About 200 people joined female elected officials in Daley Plaza Tuesday for the second annual Equal Pay Day Rally, commemorating the day when a woman’s wages catch up to a man’s wages from Dec. 31 of the previous year.
Organized by Women Employed, the rally drew women and men on lunch break as well as union organizers and activists from around the city and downstate. Speakers implored the audience to educate themselves about discrimination in pay. Bureau of Labor statistics show that in 2008, Illinois women earned on average 78 cents to every dollar earned by men. African American and Latina women earn substantially less.
Cook County Board President Toni Preckwinkle spoke to the crowd about the importance of equal pay, invoking the story of Lilly Ledbetter, for whom the 2009 Fair Pay Act was named. Ledbetter worked as a manager at Goodyear Tire & Rubber for 19 years and upon retiring, discovered that she had been paid a fraction of what her male counterparts made. She sued and the case was appealed to the Supreme Court, which ruled against her.
“Lily Ledbetter didn’t give up,” Preckwinkle. “She campaigned tirelessly across the country for basic fairness. We’re shaped by her persistence, and the persistence of women who came before her and will come after her. We’re grateful for the countless women, few whose names ever appear in our history books, who spoke out marched and organized.”
Preckwinkle and other speakerss spoke to the fact that equal pay laws would not just effect women positively but families as well.
“We’re not talking about divisiveness,” said Monique Caradine, a television news personality and the event’s emcee. “We’re not saying we’re better than anyone else. We simply need resources available to us so that we can adequately provide for our parents and children.”
Chicago residents are protected by federal, state, county and city laws. Both federal and state laws require that men and women receive equal pay for equal work if the jobs are substantially similar. The pay gap has narrowed since 1963, when President John F. Kennedy signed the Equal Pay Act. At that time women earned an average of 59 cents on the dollar.
Cook County Clerk of Court Dorothy Brown lauded the improvement but said that until women elect themselves and pass laws mandating fairness in pay, the inequality will remain.
“Despite breaking the ceilings in every profession known to man, it seems we need a rocket to launch us to the same pay levels as men,” Brown said. “Are we ready to launch that rocket ladies?”
Epic Academy Charter High School junior Shameesha Pryor read a letter to Republican U.S. Sen. Mark Kirk asking him to support equal pay for women.
“Equality delayed is opportunity denied,” Pryor said. “Times are changing and women are taking a stand. No longer will women’s voices be shouted into the darkness of a man’s world.”

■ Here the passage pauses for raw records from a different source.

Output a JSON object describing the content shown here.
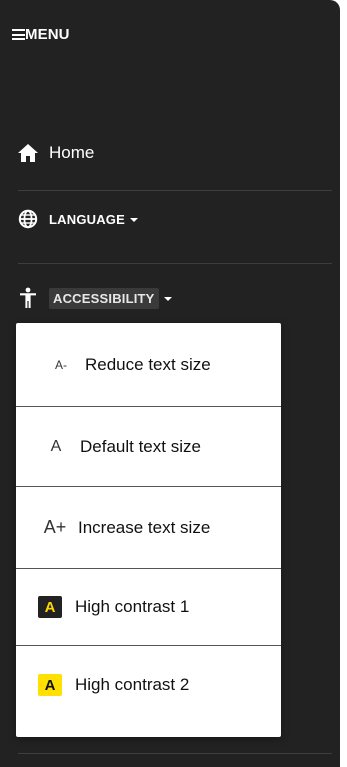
{
  "menu": {
    "toggle_label": "MENU"
  },
  "nav": {
    "home_label": "Home",
    "language_label": "LANGUAGE",
    "accessibility_label": "ACCESSIBILITY"
  },
  "accessibility_menu": {
    "items": [
      {
        "icon_text": "A-",
        "label": "Reduce text size"
      },
      {
        "icon_text": "A",
        "label": "Default text size"
      },
      {
        "icon_text": "A+",
        "label": "Increase text size"
      },
      {
        "icon_text": "A",
        "label": "High contrast 1"
      },
      {
        "icon_text": "A",
        "label": "High contrast 2"
      }
    ]
  },
  "colors": {
    "sidebar_bg": "#222222",
    "high_contrast_1_bg": "#222222",
    "high_contrast_1_fg": "#ffd700",
    "high_contrast_2_bg": "#ffe000",
    "high_contrast_2_fg": "#111111"
  },
  "icons": {
    "menu": "hamburger-icon",
    "home": "home-icon",
    "language": "globe-icon",
    "accessibility": "accessibility-person-icon",
    "dropdown": "caret-down-icon"
  }
}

Specific legislation includes the Paycheck Fairness Act, which would allow employees to share salary information with coworkers.
Incoming State Program Vice President of the American Association of University Women Cindy Grau said this was the biggest issue facing women seeking equal pay.
“How can you know you’re being discriminated against if you can’t talk about your pay?” Grau said. “We want to get rid of the secrecy.”
Katie Jordan, president of the Chicago Coalition of Labor Union Women, said that her group has been fighting for equal pay for decades. She said that women have to negotiate and demand fair wages.
“We don’t get paid a penny more than we make them pay us,” Jordan said.
The group’s treasurer, Rochelle Parker, said they’re also fighting for fair wages for men too.
“We have husbands, sons and uncles,” Parker said. “We’re fighting for them also. It’s not as though men are paid what they’re worth either.”
Charges against discrimination resulting in equal pay can be filed at the Chicago Commission on Human Relations, (312) 744-4111; the Cook County Commission on Human Rights, (312) 603-1100; the Illinois Department of Human Rights, (312) 814-6200; and the federal Equal Employment Opportunity Commission, (800) 669-4000.